(HC) is the limitation a critical mass threshold?

(JC) There isn’t an economic driver, manufacturers with lower social/environmental conscience will pass costs to consumer at point of purchase.

Q: What factors can we use to affect the market to improve social and environmental outcomes?

A: (PT) If a resource does run short, and I can’t see that happening here, then the market will work. Higher priced oil will drive the development of alternatives. The few areas not controlled by the market are where the problems are- the atmosphere used as a waste dump for carbon, for example.

Q: What will NZ look like in 50 years?

A: (PT) We will sustain our development by using the resources we have got, selling our coal resources to China for example.

Comment from floor: Money will be secondary, or tied to an ecological footprint denomination.

Q: Pluralistic democracies play to centre; do socialist systems work better?

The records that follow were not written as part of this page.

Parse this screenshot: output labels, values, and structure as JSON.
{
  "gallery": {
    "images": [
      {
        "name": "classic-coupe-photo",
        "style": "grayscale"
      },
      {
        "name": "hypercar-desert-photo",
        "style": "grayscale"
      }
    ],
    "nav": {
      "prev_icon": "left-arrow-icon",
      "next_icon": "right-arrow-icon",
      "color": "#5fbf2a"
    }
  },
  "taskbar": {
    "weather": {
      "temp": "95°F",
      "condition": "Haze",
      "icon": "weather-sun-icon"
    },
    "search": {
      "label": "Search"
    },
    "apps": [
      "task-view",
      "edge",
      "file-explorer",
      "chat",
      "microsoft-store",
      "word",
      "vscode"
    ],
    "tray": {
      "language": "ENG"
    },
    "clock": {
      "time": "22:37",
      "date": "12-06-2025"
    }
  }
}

A: (HC) Cuba’s response to shortages has been outstanding. Not so much the centralised institutions, rather the community based innovations. Many variations on local plans, thousands of permaculture sites, and a community closely networked, watching for successful models which are rapidly expanded. This has been a stunning success story in food production – and related health benefits.

A: (HC) We need to be aware of the long waves and long cycles. The empire, state and free market models of society had quite different footprint characteristics. As we move to a community model, resilience will be key, and key to that resilience will be excitement, engagement, community based experiences.